About seven years ago, I was invited by Merry Foresta—director of the Smithsonian Photography Initiative from 2000 to 2010—to participate in a project that was designed to explore and raise awareness of the fourteen-million-or-so photographs residing in various Smithsonian collections and archives. The challenge was both daunting and a dream come true, given my fascination with, and respect for, the roles photographic images play in visual culture and in the shaping of institutions as complex as the Smithsonian. In 2007, and while I was working as a creative consultant to the Photography Initiative, an idea for a new project began to form. In conversation with Smithsonian curators, researchers, and staff, it became increasingly obvious how all around the National Mall—and by extension, all around the world—we use photography for various reasons and to different ends. The more people I met with the clearer it became to me that photography, which most of us think of as a documentary tool is, more importantly, an active agent of change in our culture, work, and daily life.
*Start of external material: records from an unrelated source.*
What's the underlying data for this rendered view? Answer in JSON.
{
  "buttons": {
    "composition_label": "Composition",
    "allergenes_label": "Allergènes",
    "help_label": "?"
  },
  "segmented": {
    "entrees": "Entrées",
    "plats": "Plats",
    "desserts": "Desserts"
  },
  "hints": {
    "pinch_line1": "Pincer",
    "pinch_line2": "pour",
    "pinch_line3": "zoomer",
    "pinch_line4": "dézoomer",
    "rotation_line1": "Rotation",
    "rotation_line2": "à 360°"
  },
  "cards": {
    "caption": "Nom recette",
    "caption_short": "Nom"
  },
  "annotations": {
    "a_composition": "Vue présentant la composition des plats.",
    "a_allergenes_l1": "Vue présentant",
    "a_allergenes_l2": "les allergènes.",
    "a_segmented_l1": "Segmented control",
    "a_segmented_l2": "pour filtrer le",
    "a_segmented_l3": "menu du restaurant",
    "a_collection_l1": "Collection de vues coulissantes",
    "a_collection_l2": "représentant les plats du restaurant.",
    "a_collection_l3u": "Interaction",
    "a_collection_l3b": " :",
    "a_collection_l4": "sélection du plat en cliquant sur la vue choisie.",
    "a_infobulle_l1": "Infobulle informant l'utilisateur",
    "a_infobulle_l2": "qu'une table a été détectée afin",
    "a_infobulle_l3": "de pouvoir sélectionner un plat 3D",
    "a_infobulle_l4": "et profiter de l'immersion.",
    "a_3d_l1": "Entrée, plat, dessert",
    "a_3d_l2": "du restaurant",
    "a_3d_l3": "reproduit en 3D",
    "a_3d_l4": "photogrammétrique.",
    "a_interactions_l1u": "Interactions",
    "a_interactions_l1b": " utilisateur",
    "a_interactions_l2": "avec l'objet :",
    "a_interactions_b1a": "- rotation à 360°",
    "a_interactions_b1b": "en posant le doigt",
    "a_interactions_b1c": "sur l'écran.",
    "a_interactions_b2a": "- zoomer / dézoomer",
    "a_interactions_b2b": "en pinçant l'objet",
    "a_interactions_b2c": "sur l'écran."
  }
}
Given the Photography Initiative’s innovative website and its role in facilitating the digitization of images across the Smithsonian, we created an online project—click! photography changes everything —to explore the medium’s utility, power, and reach. Working closely with Merry, Effie Kapsalis, Susannah Wells, and Catherine Shteynberg, I made lists of people we hoped to engage and whose inclusion would bridge a broad range of experiences and perspectives. While many project participants were affiliated with the Smithsonian, we reached out beyond the Smithsonian to, for example, artists; experts in the media, merchandizing, and medicine; photographic and digital innovators; celebrities and public figures; and students and teachers. We targeted people who study photography’s role in culture and everyday lives, as well as those who rely heavily on photographic imaging in their specific work, but are seldom asked to talk about when or why or how of what they do.
Each project participant was asked to consider how photography transformed their personal life or areas of professional interest. The interdisciplinary stories they told and the images they’ve shared—on the website, and now in the just-published book version of the project, Photography Changes Everything (Aperture/Smithsonian, 2012)—reveal that photography, far from being a shared language, is complex and subject to rules, specific criteria, and expectations that vary from one context and field to another. And if we tend to think of photographs as rear-view mirrors, the reality, as this project proves, is that photography aggressively moves us forward and in that process, changes what we see and want, where we go, what we do, who we are, and what we remember .
We never imagined, when we started exploring photographic images in Smithsonian collections, that we’d end up creating yet another archive, one filled with provocative, informative, and entertaining stories about photography itself. But we did. And now, with its online presence and in its new print version, the project is reaching audiences and triggering conversations we couldn’t have anticipated a few years back. A standing-room-only launch event for Photography Changes Everything was held in Los Angeles in June. Come this fall, a Washington, DC special event planned for September 12 and additional events in New York are yet to be announced. We’ll keep you posted on details and hope to see you at one or another!